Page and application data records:
──────────────────────────────

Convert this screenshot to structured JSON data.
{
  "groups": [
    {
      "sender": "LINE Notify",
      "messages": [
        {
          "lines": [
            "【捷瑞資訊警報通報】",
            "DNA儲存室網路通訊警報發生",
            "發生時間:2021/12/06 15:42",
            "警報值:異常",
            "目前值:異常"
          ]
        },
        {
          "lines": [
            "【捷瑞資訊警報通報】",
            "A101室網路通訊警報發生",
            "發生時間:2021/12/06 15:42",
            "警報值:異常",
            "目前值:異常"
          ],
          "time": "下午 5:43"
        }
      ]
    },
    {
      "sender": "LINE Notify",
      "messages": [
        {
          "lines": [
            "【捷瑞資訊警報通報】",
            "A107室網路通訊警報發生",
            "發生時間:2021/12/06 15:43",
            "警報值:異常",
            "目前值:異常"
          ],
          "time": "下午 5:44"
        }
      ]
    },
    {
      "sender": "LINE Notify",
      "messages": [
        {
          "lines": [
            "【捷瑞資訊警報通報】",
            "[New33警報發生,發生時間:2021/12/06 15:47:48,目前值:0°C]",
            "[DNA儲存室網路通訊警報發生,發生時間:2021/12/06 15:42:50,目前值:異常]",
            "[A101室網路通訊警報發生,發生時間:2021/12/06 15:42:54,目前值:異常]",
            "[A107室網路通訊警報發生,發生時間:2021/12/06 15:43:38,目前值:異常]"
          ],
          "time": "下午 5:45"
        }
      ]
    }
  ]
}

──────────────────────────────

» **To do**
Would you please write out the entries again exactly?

» **Finished task**
Convert this screenshot to structured JSON data.
{
  "groups": [
    {
      "sender": "LINE Notify",
      "messages": [
        {
          "lines": [
            "【捷瑞資訊警報通報】",
            "DNA儲存室網路通訊警報發生",
            "發生時間:2021/12/06 15:42",
            "警報值:異常",
            "目前值:異常"
          ]
        },
        {
          "lines": [
            "【捷瑞資訊警報通報】",
            "A101室網路通訊警報發生",
            "發生時間:2021/12/06 15:42",
            "警報值:異常",
            "目前值:異常"
          ],
          "time": "下午 5:43"
        }
      ]
    },
    {
      "sender": "LINE Notify",
      "messages": [
        {
          "lines": [
            "【捷瑞資訊警報通報】",
            "A107室網路通訊警報發生",
            "發生時間:2021/12/06 15:43",
            "警報值:異常",
            "目前值:異常"
          ],
          "time": "下午 5:44"
        }
      ]
    },
    {
      "sender": "LINE Notify",
      "messages": [
        {
          "lines": [
            "【捷瑞資訊警報通報】",
            "[New33警報發生,發生時間:2021/12/06 15:47:48,目前值:0°C]",
            "[DNA儲存室網路通訊警報發生,發生時間:2021/12/06 15:42:50,目前值:異常]",
            "[A101室網路通訊警報發生,發生時間:2021/12/06 15:42:54,目前值:異常]",
            "[A107室網路通訊警報發生,發生時間:2021/12/06 15:43:38,目前值:異常]"
          ],
          "time": "下午 5:45"
        }
      ]
    }
  ]
}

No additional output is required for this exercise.